Ann Hogan is the board president for Susan G. Komen for the Cure Connecticut. When I gave her a call this afternoon, to discuss the new policy that will bar her group from contracting with Planned Parenthood, she had one word for her reaction: frustrated.

Some of an estimated 45,000 people participate in the Susan B. Komen Race for the Cure in Little Rock, Ark. (Brian Chilson/AP)

“We are funding [Planned Parenthood] and we are absolutely frustrated by this,” she says. And when I ask her to explain her frustration, she says it mostly has to do with people like me.

“The frustration is the time we’re spending right now on these types of calls,” she says. “I would love for you to call me in June. I would love for you to say Connecticut is doing an amazing job with Race for the Cure, and how can we get the word out. I’m a volunteer. This isn’t my job, this is my it’s frustrating we’re spending our time like this.”

Planned Parenthood’s supporters are frustrated, too: The organization tells me it has raised $400,000 from more than 6,000 online donors over the past 24 hours.

But the loss of Susan G. Komen will hurt. The Connecticut affiliate has funded Planned Parenthood of Southern New England for seven years now. Last year it awarded the organization a $38,000 contract to cover mammograms, clinical breast exams and education research in New Haven and Bridgeport. It was a relatively small grant, compared to the $1 million they allocated in 2011.

“We have a great partnership with Planned Parenthood, and our hope is that the investigation that has prohibited them from receiving Komen grants will be resolved quickly,” she says. Her chapter has also vented its frustration on its Facebook page.

Hogan says she hasn’t heard much blowback, yet, from her donors and supporters, and she’s spending most of today attempting to game out her damage control strategy.

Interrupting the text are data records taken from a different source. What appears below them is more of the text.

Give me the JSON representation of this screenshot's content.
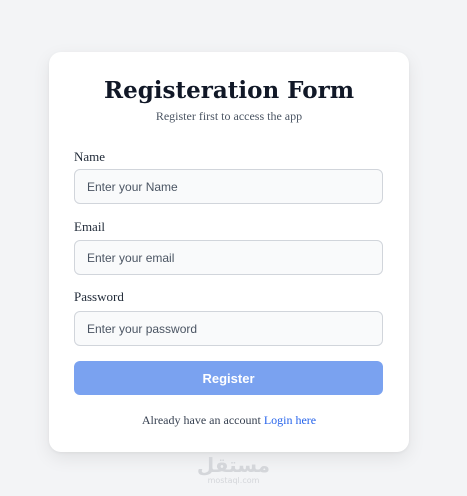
{
  "form": {
    "title": "Registeration Form",
    "subtitle": "Register first to access the app",
    "fields": [
      {
        "label": "Name",
        "placeholder": "Enter your Name",
        "value": ""
      },
      {
        "label": "Email",
        "placeholder": "Enter your email",
        "value": ""
      },
      {
        "label": "Password",
        "placeholder": "Enter your password",
        "value": ""
      }
    ],
    "submit_label": "Register",
    "footer_text": "Already have an account",
    "login_link": "Login here"
  },
  "watermark": {
    "main": "مستقل",
    "sub": "mostaql.com"
  },
  "colors": {
    "background": "#f3f4f6",
    "card": "#ffffff",
    "button": "#7aa2f0",
    "link": "#2563eb"
  }
}
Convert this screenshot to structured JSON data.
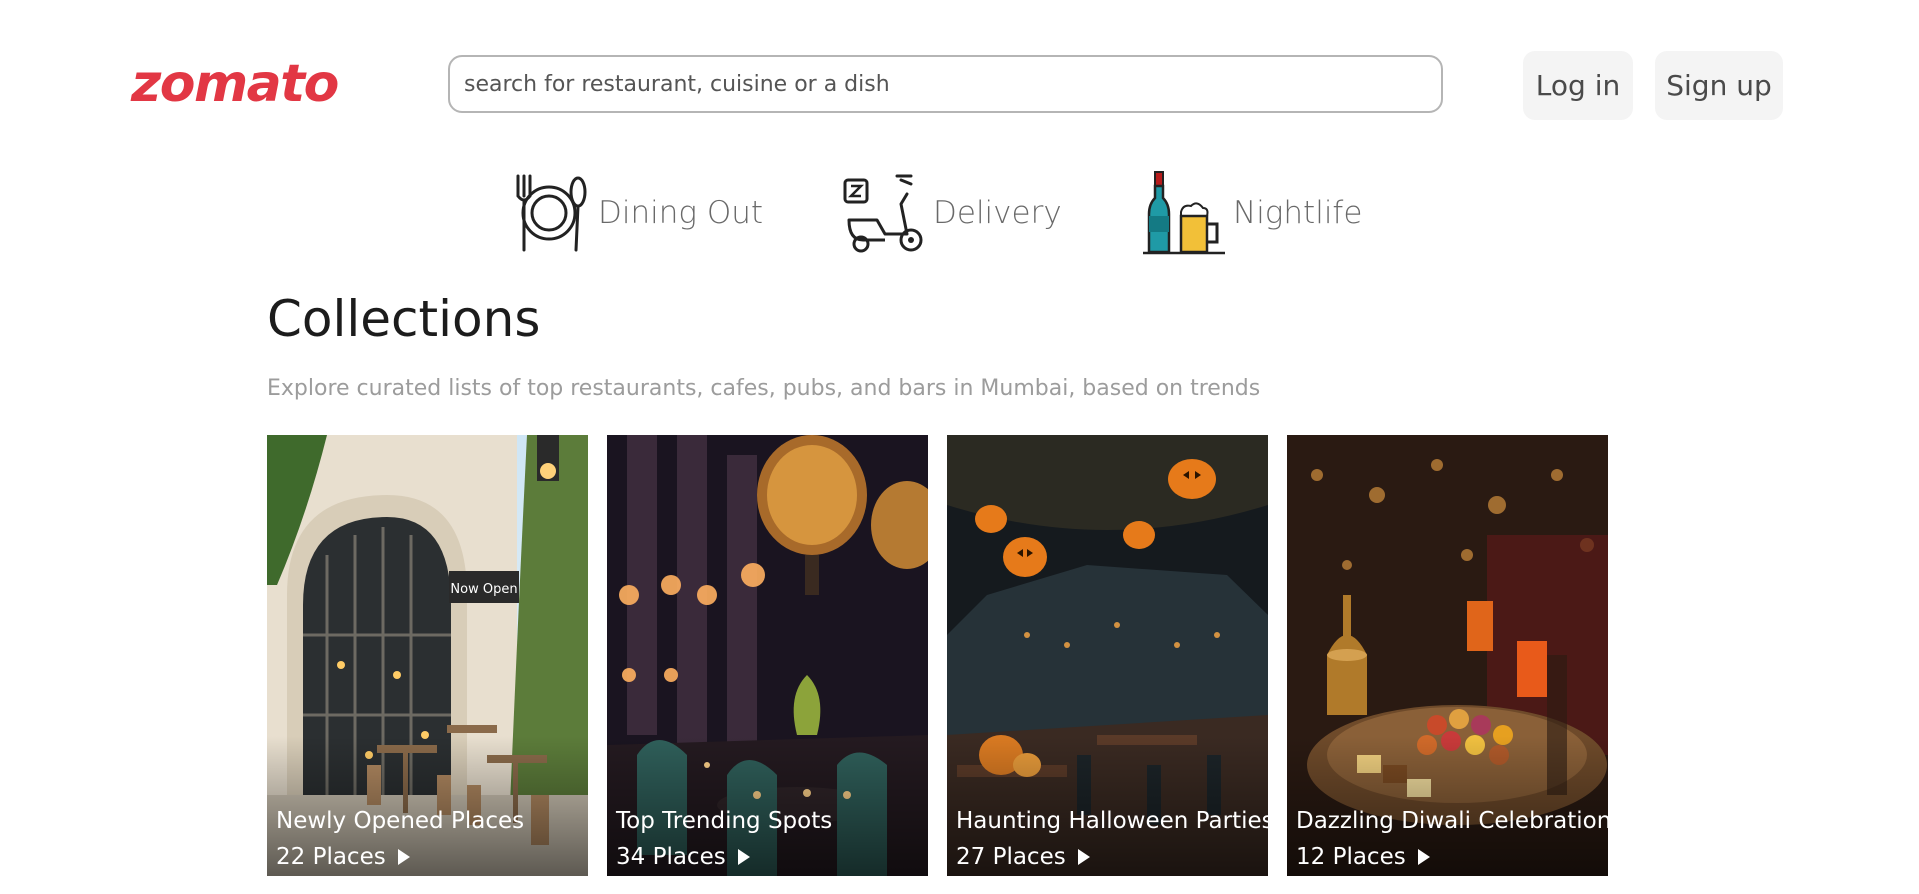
{
  "header": {
    "logo": "zomato",
    "search_placeholder": "search for restaurant, cuisine or a dish",
    "login_label": "Log in",
    "signup_label": "Sign up"
  },
  "tabs": [
    {
      "label": "Dining Out",
      "icon": "dining-out-icon"
    },
    {
      "label": "Delivery",
      "icon": "delivery-scooter-icon"
    },
    {
      "label": "Nightlife",
      "icon": "nightlife-drinks-icon"
    }
  ],
  "collections": {
    "title": "Collections",
    "subtitle": "Explore curated lists of top restaurants, cafes, pubs, and bars in Mumbai, based on trends",
    "cards": [
      {
        "title": "Newly Opened Places",
        "count": "22 Places"
      },
      {
        "title": "Top Trending Spots",
        "count": "34 Places"
      },
      {
        "title": "Haunting Halloween Parties",
        "count": "27 Places"
      },
      {
        "title": "Dazzling Diwali Celebrations",
        "count": "12 Places"
      }
    ],
    "sign_text": "Now Open"
  },
  "colors": {
    "brand": "#e23744",
    "tab_text": "#696969",
    "subtitle_text": "#9c9c9c"
  }
}
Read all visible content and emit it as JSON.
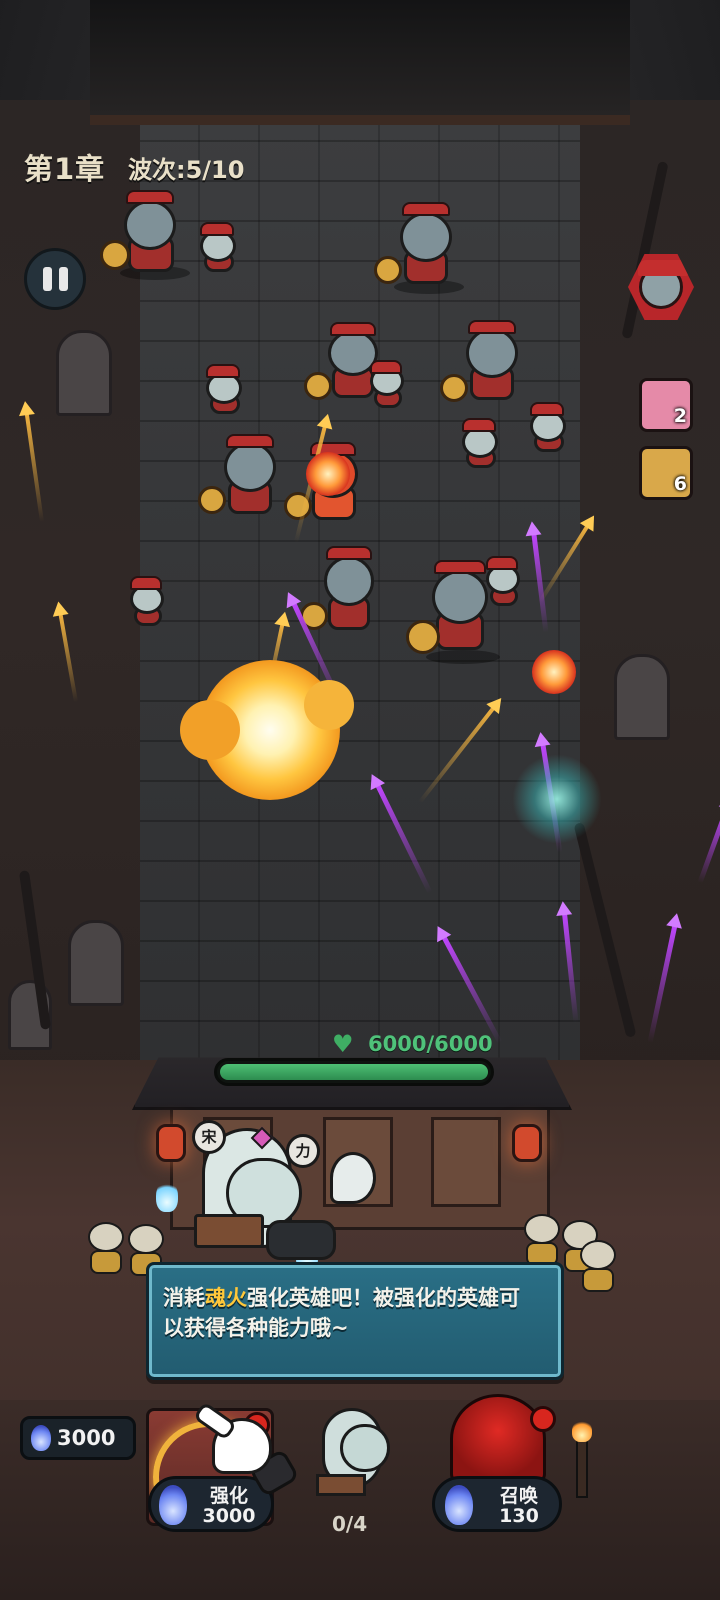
{
  "hud": {
    "chapter": "第1章",
    "wave": "波次:5/10"
  },
  "enemy_queue": {
    "boss_icon": "general-face-icon",
    "cards": [
      {
        "count": "2",
        "color": "#e58aa8"
      },
      {
        "count": "6",
        "color": "#d9a84a"
      }
    ]
  },
  "base": {
    "hp": "6000/6000",
    "hp_fraction": 1.0,
    "heart_icon": "heart-icon"
  },
  "tutorial": {
    "prefix": "消耗",
    "highlight": "魂火",
    "suffix": "强化英雄吧！被强化的英雄可以获得各种能力哦~",
    "highlight_color": "#ffc83a",
    "char_1": "宋",
    "char_2": "力"
  },
  "bottom_bar": {
    "soul_fire_total": "3000",
    "upgrade": {
      "label": "强化",
      "cost": "3000"
    },
    "hero_slots": "0/4",
    "summon": {
      "label": "召唤",
      "cost": "130"
    }
  },
  "colors": {
    "accent_gold": "#f0b33c",
    "hp_green": "#4fc27a",
    "dialog_blue": "#2a6f86",
    "purple_arrow": "#c046ff"
  }
}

“What I’m thinking about is the best way to communicate with our donors, our team captains [for Race for the Cure], all the folks who have been committed to us, to assure them that Komen of Connecticut is committed to the mission,” she says. “The big picture is we want to end breast cancer forever. In the meantime, we want to make sure women have access to the services we need, and that’s what we spend our time on.”

Hogan is hopeful that her affiliate’s support for Planned Parenthood can continue uninterrupted. A grant that Komen of Connecticut awarded to Planned Parenthood last April runs through June 30. She hopes that, by then, the Congressional investigation will have finished and funding the organization will no longer violate national policy. And she hopes to get back to focusing on her $1 million fundraising goal for the Race for the Cure her chapter will sponsor in June--last year, they fell a few thousand dollars short.

“Our staff, instead of dedicating time to making sure we hit our fundraising goals, is now assuring our donors that we’re still here, doing the same work,” she tells me. “But I’ve spent so much time volunteering with Komen, I can’t imagine my day going by without anybody asking me about this.”


- An interview with Cecile Richards, president of Planned Parenthood.

- Why the Susan G. Komen Foundation is defunding Planned Parenthood.